  • Pupils in School Council still considering suggestions for non-food rewards.
  • "Classrooms for academic learning and study, not food, sweets and cakes"
  • Replace informal classroom celebrations with more risk-assessed and planned events where food is brought in, ie House Parties at Christmas and summer
  • Parents liked the ‘Take The Kit’ video because it shows the pressure pupils with allergies are under to fit in. Staff keen to use the video in appropriate assemblies and tutorials.
  • Parent highlighted that the school seem to be doing a lot more than people realise and suggested the school informs parents about what it is doing and publishing regular analysis/telephone survey results to increase awareness throughout the whole school community of the level of training the staff receive.
  • Parent felt it would be good to train other children how to administer adrenalin, as children and adults might be daunted in a real life situation. In the ‘Take The Kit’ video, the panic among the other teenagers is very realistic.
  • Training AAIs are available from the manufacturers. The School Nurses are aware and will be repeating their AAI and De-fib training for staff at induction and INSET next term.

Key findings and action points from the SAAG meeting January 2016:

  • Regarding the non-mention of staff liability cover on allergy policy - as this is covered on a separate document - it was felt that a line could be added to the policy to verify what cover exists.
  • Highgate is very mindful that no one should feel excluded and is looking at how to deal with this sensitively.
  • Catering Manager is happy to meet with parents to discuss their child’s needs .
  • Highgate would like to create an on-line test for allergy awareness/procedures to ensure staff training is effective. .
  • Looked at ways school should check senior pupils are carrying their medication, as it was felt that senior pupils should be responsible for carrying their own medication and be confident to administer. Discrete checks were favoured over spot checks that could draw unwanted attention - a reminder could be placed on the school intranet to prompt pupils when trips are coming up to make sure they have their medication with them.
  • On a recent YR6 school trip two students with allergies were asked if they had their AAI’s with them, one had forgotten his, so returned to school to collect. Re-emphasised that at this age pupils should start taking some responsibility as next year they will be entering senior school.
  • Pupils with allergies to visit school nurse annually for AAI training.
  • Two friends per pupil with allergy could receive training in recognising anaphylactic shock and how to administer treatment. Decided it might be more efficient for a group to go to school nurse at a time.
  • More general allergy awareness around friends, to recognise symptoms.
  • SAAG meetings have helped to develop better communications with parents on allergy matters – parents who have attended have made valuable input into helping the School develop its policies and procedures and have also, on several occasions, been reassured by the measures that the School already has in place.
  • Continue to have a SAAG meeting per term. Keeping parents up to date by publishing SAAG agenda, issuing invites, sending out minutes.
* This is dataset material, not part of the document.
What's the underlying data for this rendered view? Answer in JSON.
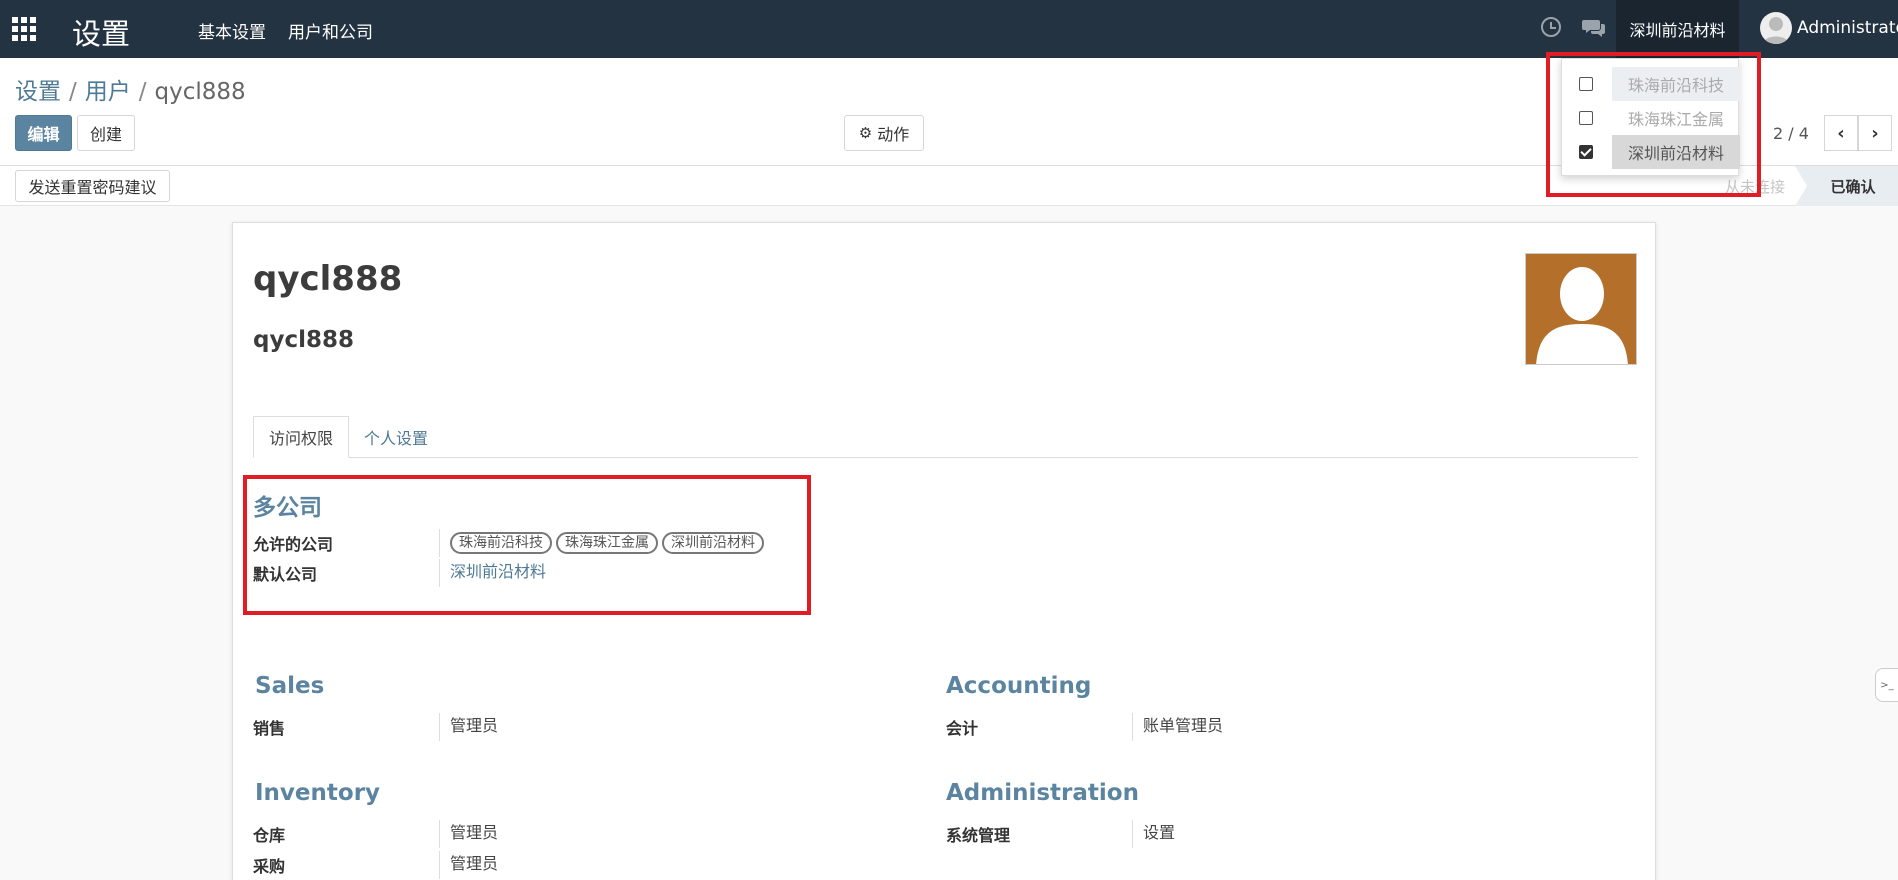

  • Ingredients in food – cannot be sure of allergy policy when visiting other schools’ (Highgate currently contact other schools prior to any visit) Pupils could be advised to take their own food when visiting another school to be on the safe side.
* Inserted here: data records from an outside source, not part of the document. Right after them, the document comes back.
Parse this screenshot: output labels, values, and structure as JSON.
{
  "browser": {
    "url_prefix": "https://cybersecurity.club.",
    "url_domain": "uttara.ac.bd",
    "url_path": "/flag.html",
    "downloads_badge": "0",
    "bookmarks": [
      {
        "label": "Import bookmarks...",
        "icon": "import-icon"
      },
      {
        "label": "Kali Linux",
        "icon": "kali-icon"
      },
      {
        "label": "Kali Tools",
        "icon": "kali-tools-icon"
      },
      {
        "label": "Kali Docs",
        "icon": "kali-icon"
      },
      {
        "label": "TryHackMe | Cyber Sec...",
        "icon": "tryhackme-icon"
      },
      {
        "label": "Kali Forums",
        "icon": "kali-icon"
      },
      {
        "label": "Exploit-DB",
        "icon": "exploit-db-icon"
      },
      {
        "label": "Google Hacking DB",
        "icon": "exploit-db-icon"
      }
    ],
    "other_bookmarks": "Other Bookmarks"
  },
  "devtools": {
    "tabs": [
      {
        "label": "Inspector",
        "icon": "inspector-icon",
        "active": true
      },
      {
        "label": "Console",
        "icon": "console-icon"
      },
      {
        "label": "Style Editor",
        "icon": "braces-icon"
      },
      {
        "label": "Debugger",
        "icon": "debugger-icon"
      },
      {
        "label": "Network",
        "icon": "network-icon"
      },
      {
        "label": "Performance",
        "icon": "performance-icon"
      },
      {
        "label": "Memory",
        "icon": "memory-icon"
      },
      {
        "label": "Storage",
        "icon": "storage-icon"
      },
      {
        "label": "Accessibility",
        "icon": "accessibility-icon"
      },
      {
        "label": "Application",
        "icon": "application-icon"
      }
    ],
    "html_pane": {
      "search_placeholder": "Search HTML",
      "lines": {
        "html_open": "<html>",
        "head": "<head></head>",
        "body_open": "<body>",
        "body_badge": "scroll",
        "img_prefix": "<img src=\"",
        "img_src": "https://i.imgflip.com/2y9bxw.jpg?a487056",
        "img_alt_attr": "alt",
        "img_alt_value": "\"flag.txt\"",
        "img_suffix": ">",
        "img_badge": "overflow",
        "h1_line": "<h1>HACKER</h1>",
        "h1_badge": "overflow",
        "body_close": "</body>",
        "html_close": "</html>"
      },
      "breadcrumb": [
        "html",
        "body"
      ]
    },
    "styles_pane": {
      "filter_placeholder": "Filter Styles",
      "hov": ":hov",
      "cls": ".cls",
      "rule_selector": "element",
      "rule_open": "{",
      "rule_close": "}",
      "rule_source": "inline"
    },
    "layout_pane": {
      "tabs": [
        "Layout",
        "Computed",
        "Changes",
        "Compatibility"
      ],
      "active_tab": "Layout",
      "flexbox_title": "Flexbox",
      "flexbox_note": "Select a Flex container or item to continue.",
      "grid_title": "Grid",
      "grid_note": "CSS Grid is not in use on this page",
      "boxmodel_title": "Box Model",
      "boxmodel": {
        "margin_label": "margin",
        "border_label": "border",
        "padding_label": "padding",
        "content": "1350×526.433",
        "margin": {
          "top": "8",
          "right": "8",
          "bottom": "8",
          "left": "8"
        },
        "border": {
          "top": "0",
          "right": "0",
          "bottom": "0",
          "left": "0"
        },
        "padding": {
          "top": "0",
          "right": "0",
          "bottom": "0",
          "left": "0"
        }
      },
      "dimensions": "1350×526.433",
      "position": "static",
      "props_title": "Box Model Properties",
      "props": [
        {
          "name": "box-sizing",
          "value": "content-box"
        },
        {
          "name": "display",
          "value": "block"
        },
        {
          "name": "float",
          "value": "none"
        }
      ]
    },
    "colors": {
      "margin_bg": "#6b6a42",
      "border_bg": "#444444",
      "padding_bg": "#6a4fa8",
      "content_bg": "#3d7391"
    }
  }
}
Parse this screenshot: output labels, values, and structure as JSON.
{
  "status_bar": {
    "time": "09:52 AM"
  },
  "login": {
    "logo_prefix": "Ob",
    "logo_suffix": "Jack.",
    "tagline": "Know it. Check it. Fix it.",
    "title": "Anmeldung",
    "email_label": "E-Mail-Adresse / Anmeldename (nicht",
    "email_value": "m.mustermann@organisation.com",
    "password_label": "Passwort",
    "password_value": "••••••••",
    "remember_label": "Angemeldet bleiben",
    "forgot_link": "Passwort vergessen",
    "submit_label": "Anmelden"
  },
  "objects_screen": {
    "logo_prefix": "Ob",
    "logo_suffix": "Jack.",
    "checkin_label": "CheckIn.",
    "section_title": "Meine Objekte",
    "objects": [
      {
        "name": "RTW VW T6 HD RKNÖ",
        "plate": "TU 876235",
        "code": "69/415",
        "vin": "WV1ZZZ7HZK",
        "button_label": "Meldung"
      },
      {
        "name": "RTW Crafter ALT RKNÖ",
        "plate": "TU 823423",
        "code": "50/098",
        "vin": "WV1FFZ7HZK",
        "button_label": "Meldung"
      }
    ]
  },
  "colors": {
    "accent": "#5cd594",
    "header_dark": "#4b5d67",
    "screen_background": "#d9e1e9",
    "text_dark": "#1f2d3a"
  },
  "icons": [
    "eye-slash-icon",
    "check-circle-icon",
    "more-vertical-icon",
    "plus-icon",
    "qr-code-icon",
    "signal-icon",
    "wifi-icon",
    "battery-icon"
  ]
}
  • Sports staff to remind pupils with allergies that AAIs in bags or blazers should not be left at another part of the site. Sports staff to discuss scenarios at regular staff meeting.
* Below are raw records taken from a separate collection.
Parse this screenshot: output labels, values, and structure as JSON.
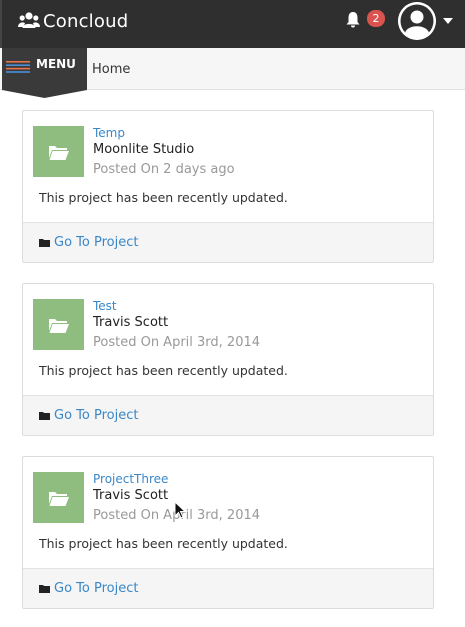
{
  "header": {
    "brand": "Concloud",
    "notification_count": "2"
  },
  "menu": {
    "label": "MENU"
  },
  "breadcrumb": {
    "current": "Home"
  },
  "projects": [
    {
      "name": "Temp",
      "owner": "Moonlite Studio",
      "posted": "Posted On 2 days ago",
      "description": "This project has been recently updated.",
      "action": "Go To Project"
    },
    {
      "name": "Test",
      "owner": "Travis Scott",
      "posted": "Posted On April 3rd, 2014",
      "description": "This project has been recently updated.",
      "action": "Go To Project"
    },
    {
      "name": "ProjectThree",
      "owner": "Travis Scott",
      "posted": "Posted On April 3rd, 2014",
      "description": "This project has been recently updated.",
      "action": "Go To Project"
    }
  ],
  "colors": {
    "topbar": "#2f2f2f",
    "accent_link": "#3a87c7",
    "badge": "#d9534f",
    "thumb": "#8fbc7f"
  },
  "icons": [
    "users-icon",
    "bell-icon",
    "user-avatar-icon",
    "caret-down-icon",
    "menu-lines-icon",
    "folder-open-icon",
    "folder-icon",
    "mouse-cursor-icon"
  ]
}
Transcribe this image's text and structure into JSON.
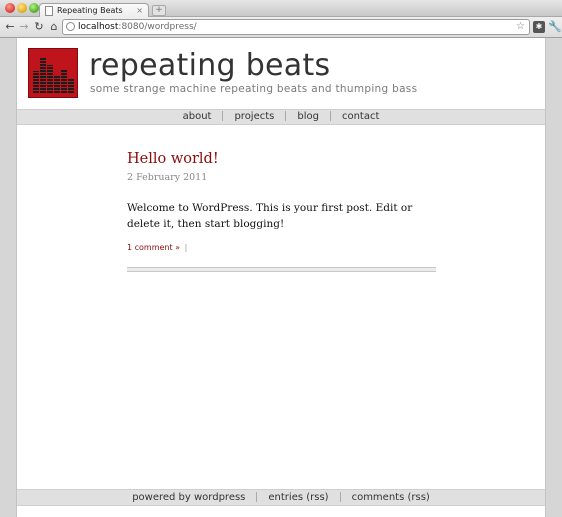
{
  "browser": {
    "tab_title": "Repeating Beats",
    "tab_close": "×",
    "new_tab": "+",
    "url_host": "localhost",
    "url_path": ":8080/wordpress/",
    "icons": [
      "back-arrow-icon",
      "forward-arrow-icon",
      "reload-icon",
      "home-icon",
      "globe-icon",
      "star-icon",
      "extension-icon",
      "wrench-icon"
    ]
  },
  "site": {
    "title": "repeating beats",
    "description": "some strange machine repeating beats and thumping bass",
    "logo_color": "#c0141c"
  },
  "nav": {
    "items": [
      {
        "label": "about"
      },
      {
        "label": "projects"
      },
      {
        "label": "blog"
      },
      {
        "label": "contact"
      }
    ]
  },
  "post": {
    "title": "Hello world!",
    "date": "2 February 2011",
    "body": "Welcome to WordPress. This is your first post. Edit or delete it, then start blogging!",
    "comments_link": "1 comment »",
    "meta_separator": "|"
  },
  "footer": {
    "items": [
      {
        "label": "powered by wordpress"
      },
      {
        "label": "entries (rss)"
      },
      {
        "label": "comments (rss)"
      }
    ]
  }
}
  • Added to Educational Visits / Trip Leader check list the need to contact third party and specifically ask where the nearest medical facilities are, what facilities they have and when was it last visited. Ensure that facilities are adequate to deal with emergency allergic reaction.